Nebraska is not a state normally associated with soul and funk music, but then talent as deep as Josh Hoyer’s is a rare find. The 38-year-old Lincoln native displays his prodigious vocal and keyboard talents on his second recording, Living by the Minute, which drops this month. In addition to producing the album, he also wrote and arranged all of the music performed by his band The Shadowboxers, which includes a crack horn section.
Josh, a fan of Otis Redding, James Brown, and Curtis Mayfield, is a composer of songs so evocative listeners might mistake some, such as “The First One,” for classic standards instead of the contemporary observations of a Midwesterner. Most of the music on Living by the Minute was recorded live with minimal miking and engineering which contributes to the authentic emotional feel of the performances.
From the time Josh made his stage debut at age 4 singing “It Hurts So Good,” Josh knew what he wanted to do with his life. “I’ve always known deep down that I want to play music,” he says. “That’s my most honest way of living.” The infamous Zoo Bar in Lincoln also served as inspiration. “I’ve been going there since I was 21, and before that I listened through the vents in the back alley. A great number of musicians have been through there.”
After high school, Josh, who was at that time a self-described “wanna-be hippie,” took off in a van to watch music around the country. He spent time in Oregon, lived in a forest in Washington, and ended up in pre-Katrina New Orleans in 2002 where he discovered that music is a way of life. “When somebody dies, they play music. When somebody is born, they play music. When someone is married, they have a fucking parade and play music.”
Eventually he worked his way back to Lincoln where he obtained a degree in journalism. Asked why he did not study music in college, he replies, “When I go into a classroom for music, it takes all the magic away. Music is more about life experience than it is about knowing the theory of it.” He met and married his wife, Sarah, and they now have two daughters, 1 and 5 years old. When he is not on the road, he is a stay-at-home dad.
Fitting Josh’s music into any one genre would be an impossibility. While the band’s music is rooted in the blues, its foundation is not the traditional 1-4-5 chord progression. “That can be good, and that can be bad,” he says. “There are so many tastes and flavors; I like to incorporate a lot of them into what we do.”
The band’s experience at the International Blues Challenge in 2014 brought that home to him. While Josh made many connections in Memphis, he was frustrated with the comments that he was not playing blues. “Just because it’s not a shuffle doesn’t mean it’s not the blues,” he observes.
After that trip, Josh wrote “Misfit Children” which proclaims, “Just putting my foot down, ain’t buying in, ain’t going to change just so I can win, I got my mood right, I’m dressed so tight, I’m paying my dues… on down the road of misfit children.”
Josh’s music is hitting all the right notes with many people.
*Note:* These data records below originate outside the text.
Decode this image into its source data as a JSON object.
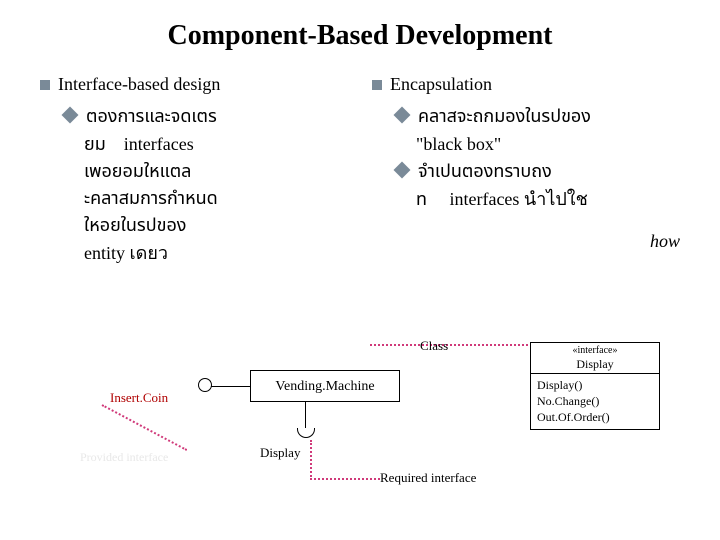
{
  "title": "Component-Based Development",
  "left": {
    "heading": "Interface-based design",
    "line1": "ตองการและจดเตร",
    "line2a": "ยม",
    "line2b": "interfaces",
    "line3": "เพอยอมใหแตล",
    "line4": "ะคลาสมการกำหนด",
    "line5": "ใหอยในรปของ",
    "line6": "entity เดยว"
  },
  "right": {
    "heading": "Encapsulation",
    "line1": "คลาสจะถกมองในรปของ",
    "line2": "\"black box\"",
    "line3": "จำเปนตองทราบถง",
    "line4a": "ท",
    "line4b": "interfaces นำไปใช"
  },
  "how_label": "how",
  "diagram": {
    "class_label": "Class",
    "required_label": "Required interface",
    "provided_label": "Provided interface",
    "insert_coin": "Insert.Coin",
    "display": "Display",
    "component": "Vending.Machine",
    "iface_stereotype": "«interface»",
    "iface_name": "Display",
    "iface_ops": [
      "Display()",
      "No.Change()",
      "Out.Of.Order()"
    ]
  }
}
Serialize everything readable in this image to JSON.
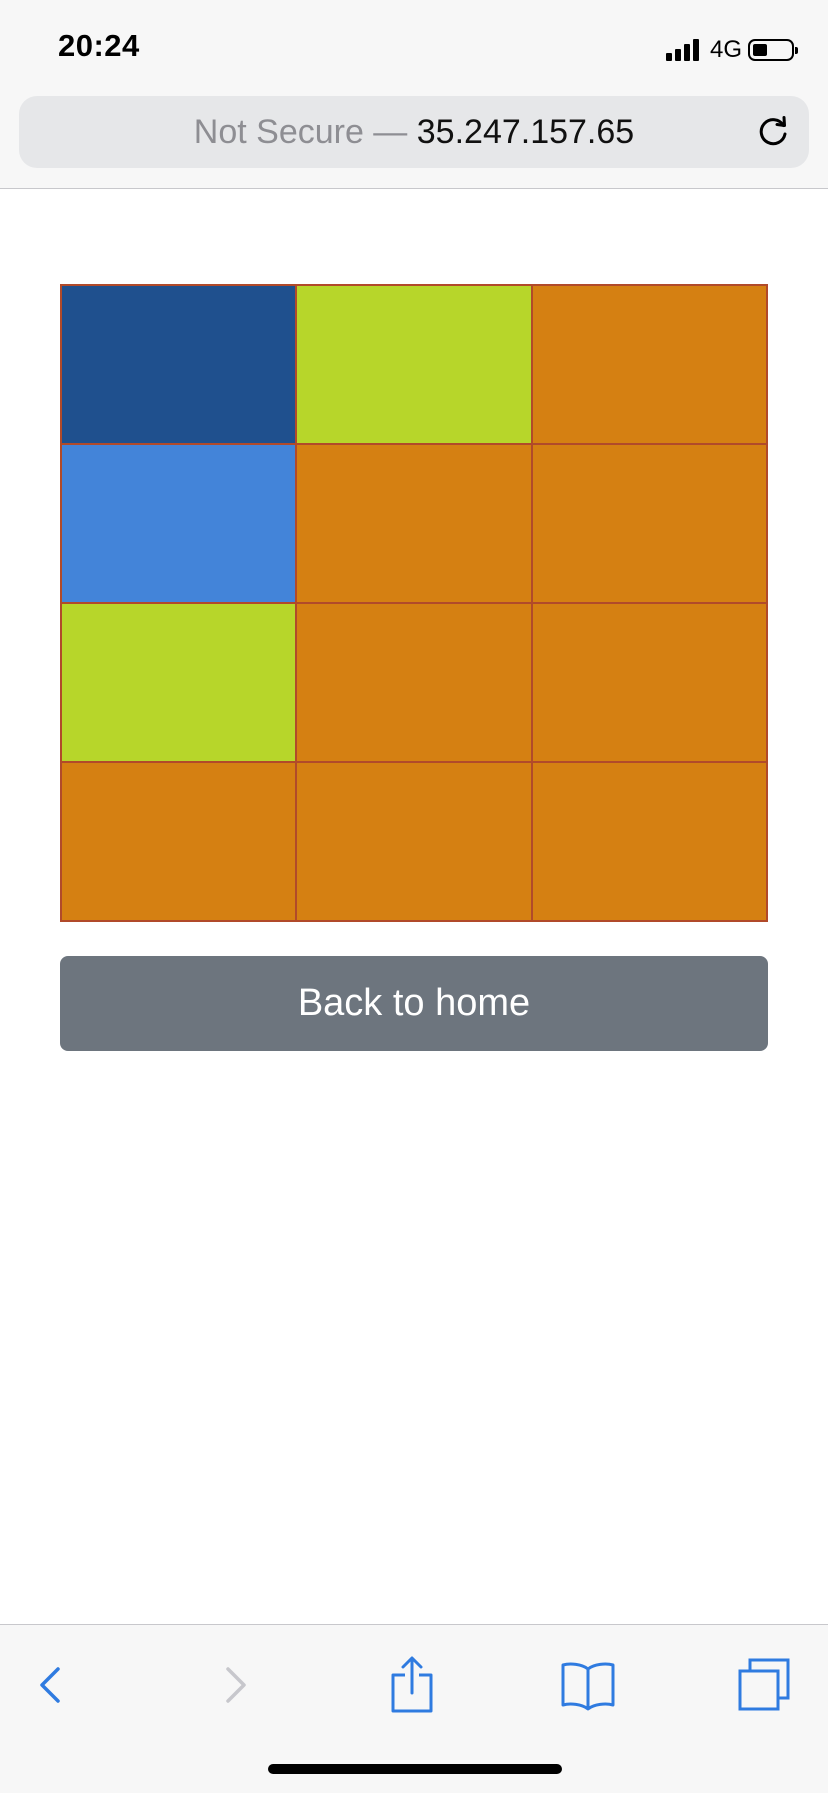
{
  "status_bar": {
    "time": "20:24",
    "network": "4G"
  },
  "address_bar": {
    "prefix": "Not Secure — ",
    "host": "35.247.157.65"
  },
  "grid": {
    "rows": 4,
    "columns": 3,
    "cells": [
      "#1f508e",
      "#b7d62a",
      "#d58012",
      "#4384d9",
      "#d58012",
      "#d58012",
      "#b7d62a",
      "#d58012",
      "#d58012",
      "#d58012",
      "#d58012",
      "#d58012"
    ],
    "border_color": "#b14a2a"
  },
  "back_button": {
    "label": "Back to home"
  },
  "toolbar": {
    "items": [
      "back-icon",
      "forward-icon",
      "share-icon",
      "bookmarks-icon",
      "tabs-icon"
    ],
    "accent_color": "#2f7be0",
    "disabled_color": "#c7c7cc"
  }
}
He received an invitation to play the Salman Arm festival in British Columbia in August. “That moves me to know that people know of us. We’ve never been to Canada. I didn’t know anyone there was listening to us.” Josh and The Shadowboxers will be making their third appearance at the Big Blues Bender in Las Vegas in September and are on the bill for the Greeley Blues Jam in Colorado in June.
The six-piece band is embarking on a 4500-mile tour this month booked by Monterey International which will take them through several states including Louisiana, Florida, and North Carolina. “I’m excited about what could happen in 2015,” Josh says. “I just want to play.”